A key theme at LIMRA’s recent Group and Worksite Benefits Conference was how carriers could adapt to the disruption swirling about the insurance industry in the form of new entrants, market forces, customer expectations, products, and processes. What are the impacts on the benefits sector?
Speakers referred to some relevant examples. The recent announcement by behemoths Amazon, Berkshire and JP Morgan about collaborating to tackle rising medical insurance costs had a significant impact on the market cap for major insurance carriers on the day of the press release. At the other end of the scale, start-ups like Lemonade are disrupting the way consumers approach purchasing insurance.
Group insurance carriers find themselves in an interesting predicament. They have to keep track of overall insurance industry change and disruption and understand its potential impacts in a uniquely complex value chain. In that value chain, they need to maintain healthy partnerships with many entities.
The perennial question of who is actually a customer for a group insurance carrier prevails: is it the employer, employee that is covered or is it the broker and benefits administrator? Each has an important role to play, and the carriers have to have the flexibility and tools to maintain a healthy relationship with each. The ability to facilitate these relationships will make insurers less vulnerable to unwanted disruption.
Are we innovating in the right direction?
Yes, we are in a heavily regulated industry and barriers to entry are still high. Incumbents have an edge. Yet carriers who can innovate to address disruption have a greater edge. I have personally seen quite a few carriers investing heavily on innovation by establishing test labs and delving into the tools for the future.
My concern is are they focusing on modernizing the underlying capabilities that will help them scale these innovative ideas and tools in the near future to satisfy all partner/customer expectations and keep new entrants at bay. From quoting, pricing, underwriting, policy issuance, undergoing policy administration to billing and claims, if all these processes and capabilities are not streamlined and connected, data inconsistencies remain in place at the most basic level. A stronger focus on building a unified enterprise platform is necessary.
Digital experience is out front, with millennials in the lead
In a number of sessions, there was discussion about how the workforce is changing. There are up to five different generations in the workforce today. Each generation has different needs, but one common desire is to have information at their fingertips, with millennials—understandably—leading the way. This points to the need for insurers to invest in digital capabilities that enhance their digital footprint. This is an area where group insurers struggle mightily on account of the complex value chain and lack of system integration within it. But new API-centric user experience frameworks can facilitate integration and generate and manage the persona-driven, omnichannel digital experiences needed.

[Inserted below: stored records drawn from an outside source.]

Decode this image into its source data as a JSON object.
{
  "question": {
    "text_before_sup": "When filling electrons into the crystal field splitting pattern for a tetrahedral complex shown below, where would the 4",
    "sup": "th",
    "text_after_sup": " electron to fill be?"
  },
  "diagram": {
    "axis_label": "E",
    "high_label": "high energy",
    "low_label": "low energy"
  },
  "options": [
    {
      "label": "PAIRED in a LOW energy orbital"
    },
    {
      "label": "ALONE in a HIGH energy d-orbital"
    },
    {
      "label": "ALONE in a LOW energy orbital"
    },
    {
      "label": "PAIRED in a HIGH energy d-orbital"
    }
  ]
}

Automating renewals with AI/ML
There was a lot of discussion among attendees around AI and machine learning (ML). One of the many use cases I can think of is where certain blocks of group business go through automatic renewal. Using enhanced decision-making capabilities with ML engines reduces the time and effort to process these renewals. Having all the information about the customers in the block – from policy provisions, census and demographic information to historical claims and premium information – quickly integrate with the ML engine to bring back the decision and issue out a proposal will streamline the process immensely. This, of course, is not possible without an end to end system that can provide rapid access to internal and external data as required.

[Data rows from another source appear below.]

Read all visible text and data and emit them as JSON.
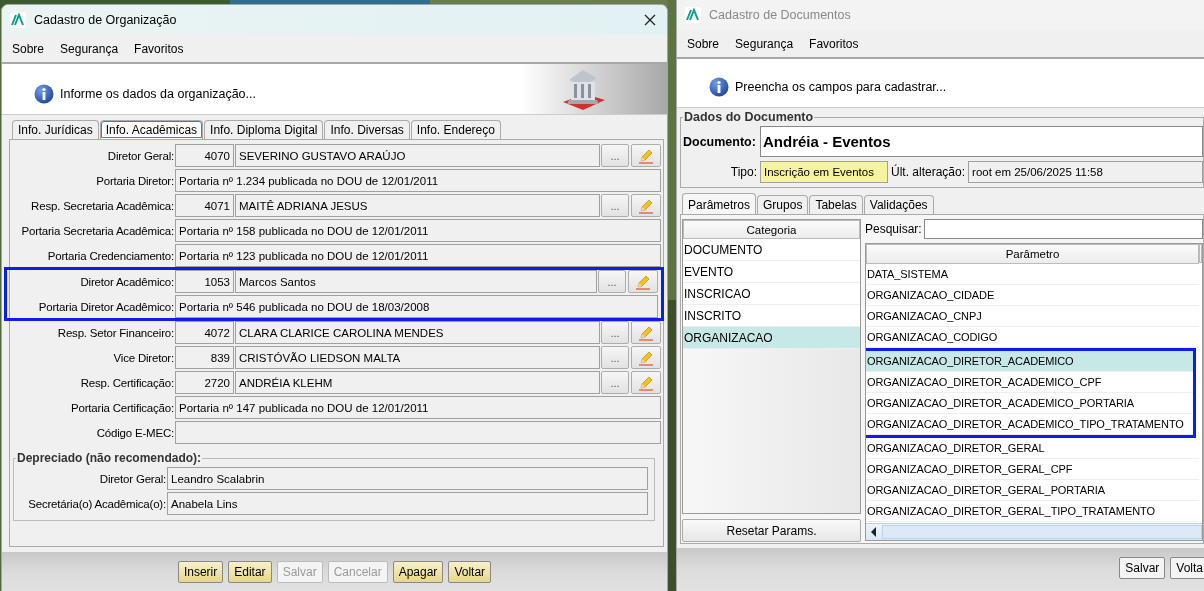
{
  "left_window": {
    "title": "Cadastro de Organização",
    "active": true,
    "menu": [
      {
        "label": "Sobre"
      },
      {
        "label": "Segurança"
      },
      {
        "label": "Favoritos"
      }
    ],
    "info": "Informe os dados da organização...",
    "tabs": [
      {
        "label": "Info. Jurídicas",
        "selected": false
      },
      {
        "label": "Info. Acadêmicas",
        "selected": true
      },
      {
        "label": "Info. Diploma Digital",
        "selected": false
      },
      {
        "label": "Info. Diversas",
        "selected": false
      },
      {
        "label": "Info. Endereço",
        "selected": false
      }
    ],
    "fields": [
      {
        "kind": "lookup",
        "label": "Diretor Geral:",
        "code": "4070",
        "value": "SEVERINO GUSTAVO ARAÚJO",
        "highlighted": false
      },
      {
        "kind": "text",
        "label": "Portaria Diretor:",
        "value": "Portaria nº 1.234 publicada no DOU de 12/01/2011",
        "highlighted": false
      },
      {
        "kind": "lookup",
        "label": "Resp. Secretaria Acadêmica:",
        "code": "4071",
        "value": "MAITÊ ADRIANA JESUS",
        "highlighted": false
      },
      {
        "kind": "text",
        "label": "Portaria Secretaria Acadêmica:",
        "value": "Portaria nº 158 publicada no DOU de 12/01/2011",
        "highlighted": false
      },
      {
        "kind": "text",
        "label": "Portaria Credenciamento:",
        "value": "Portaria nº 123 publicada no DOU de 12/01/2011",
        "highlighted": false
      },
      {
        "kind": "lookup",
        "label": "Diretor Acadêmico:",
        "code": "1053",
        "value": "Marcos Santos",
        "highlighted": true
      },
      {
        "kind": "text",
        "label": "Portaria Diretor Acadêmico:",
        "value": "Portaria nº 546 publicada no DOU de 18/03/2008",
        "highlighted": true
      },
      {
        "kind": "lookup",
        "label": "Resp. Setor Financeiro:",
        "code": "4072",
        "value": "CLARA CLARICE CAROLINA MENDES",
        "highlighted": false
      },
      {
        "kind": "lookup",
        "label": "Vice Diretor:",
        "code": "839",
        "value": "CRISTÓVÃO LIEDSON MALTA",
        "highlighted": false
      },
      {
        "kind": "lookup",
        "label": "Resp. Certificação:",
        "code": "2720",
        "value": "ANDRÉIA KLEHM",
        "highlighted": false
      },
      {
        "kind": "text",
        "label": "Portaria Certificação:",
        "value": "Portaria nº 147 publicada no DOU de 12/01/2011",
        "highlighted": false
      },
      {
        "kind": "text",
        "label": "Código E-MEC:",
        "highlighted": false
      }
    ],
    "lookup_button": "...",
    "deprecated": {
      "title": "Depreciado (não recomendado):",
      "fields": [
        {
          "label": "Diretor Geral:",
          "value": "Leandro Scalabrin"
        },
        {
          "label": "Secretária(o) Acadêmica(o):",
          "value": "Anabela Lins"
        }
      ]
    },
    "buttons": [
      {
        "label": "Inserir",
        "disabled": false
      },
      {
        "label": "Editar",
        "disabled": false
      },
      {
        "label": "Salvar",
        "disabled": true
      },
      {
        "label": "Cancelar",
        "disabled": true
      },
      {
        "label": "Apagar",
        "disabled": false
      },
      {
        "label": "Voltar",
        "disabled": false
      }
    ]
  },
  "right_window": {
    "title": "Cadastro de Documentos",
    "active": false,
    "menu": [
      {
        "label": "Sobre"
      },
      {
        "label": "Segurança"
      },
      {
        "label": "Favoritos"
      }
    ],
    "info": "Preencha os campos para cadastrar...",
    "document_group": {
      "title": "Dados do Documento",
      "document_label": "Documento:",
      "document": "Andréia - Eventos",
      "type_label": "Tipo:",
      "type": "Inscrição em Eventos",
      "changed_label": "Últ. alteração:",
      "changed": "root em 25/06/2025 11:58"
    },
    "tabs": [
      {
        "label": "Parâmetros",
        "selected": true
      },
      {
        "label": "Grupos",
        "selected": false
      },
      {
        "label": "Tabelas",
        "selected": false
      },
      {
        "label": "Validações",
        "selected": false
      }
    ],
    "categories": {
      "header": "Categoria",
      "items": [
        {
          "label": "DOCUMENTO",
          "selected": false
        },
        {
          "label": "EVENTO",
          "selected": false
        },
        {
          "label": "INSCRICAO",
          "selected": false
        },
        {
          "label": "INSCRITO",
          "selected": false
        },
        {
          "label": "ORGANIZACAO",
          "selected": true
        }
      ],
      "reset_button": "Resetar Params."
    },
    "search_label": "Pesquisar:",
    "parameters": {
      "header": "Parâmetro",
      "rows": [
        {
          "label": "DATA_SISTEMA",
          "selected": false,
          "highlighted": false
        },
        {
          "label": "ORGANIZACAO_CIDADE",
          "selected": false,
          "highlighted": false
        },
        {
          "label": "ORGANIZACAO_CNPJ",
          "selected": false,
          "highlighted": false
        },
        {
          "label": "ORGANIZACAO_CODIGO",
          "selected": false,
          "highlighted": false
        },
        {
          "label": "ORGANIZACAO_DIRETOR_ACADEMICO",
          "selected": true,
          "highlighted": true
        },
        {
          "label": "ORGANIZACAO_DIRETOR_ACADEMICO_CPF",
          "selected": false,
          "highlighted": true
        },
        {
          "label": "ORGANIZACAO_DIRETOR_ACADEMICO_PORTARIA",
          "selected": false,
          "highlighted": true
        },
        {
          "label": "ORGANIZACAO_DIRETOR_ACADEMICO_TIPO_TRATAMENTO",
          "selected": false,
          "highlighted": true
        },
        {
          "label": "ORGANIZACAO_DIRETOR_GERAL",
          "selected": false,
          "highlighted": false
        },
        {
          "label": "ORGANIZACAO_DIRETOR_GERAL_CPF",
          "selected": false,
          "highlighted": false
        },
        {
          "label": "ORGANIZACAO_DIRETOR_GERAL_PORTARIA",
          "selected": false,
          "highlighted": false
        },
        {
          "label": "ORGANIZACAO_DIRETOR_GERAL_TIPO_TRATAMENTO",
          "selected": false,
          "highlighted": false
        }
      ]
    },
    "buttons": [
      {
        "label": "Salvar",
        "disabled": false
      },
      {
        "label": "Volta",
        "disabled": false
      }
    ]
  }
}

Strategic enrollment partnerships
On a final note, there is always a lot of talk at LIMRA group benefit events about enrollment and benefits administrators and the amount of energy being spent to ensure the various parties get things right and make things work. In one of the sessions, it was mentioned that carriers should move from tactical to more strategic partnerships with one or two benefit administrators. This is a good idea as it allows for effective onboarding of a new customer and improves overall customer service. Having a modern platform with built-in enrollment APIs (for initial, annual and ongoing member changes) out of the box should help carriers manage these strategic partnerships. More thoughts on this can be found on my blog that was written after the enrollment session earlier this year.

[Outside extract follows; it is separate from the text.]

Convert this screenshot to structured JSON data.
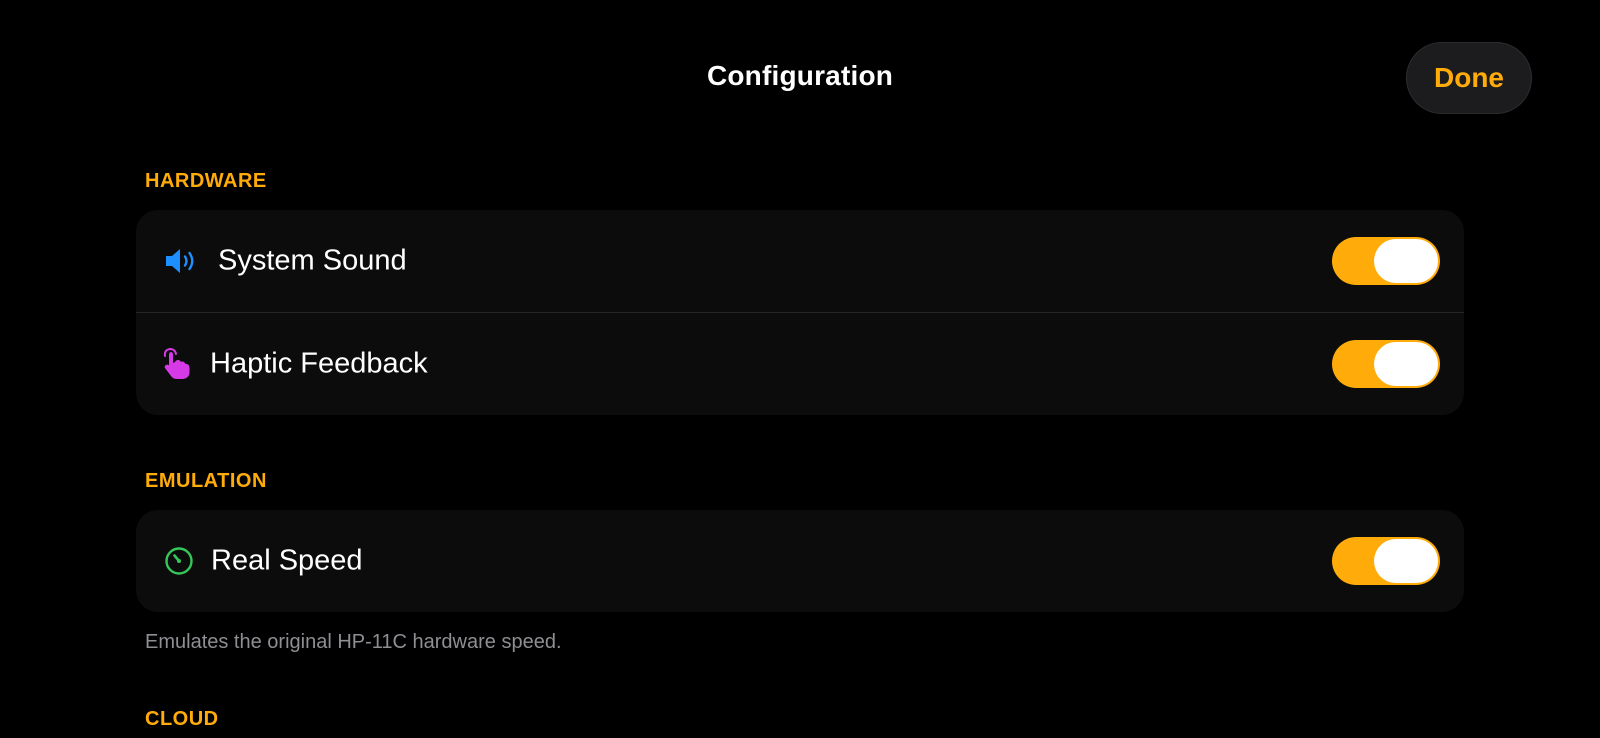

Vinod Paluri is a product executive at EIS responsible for the PolicyCore solution.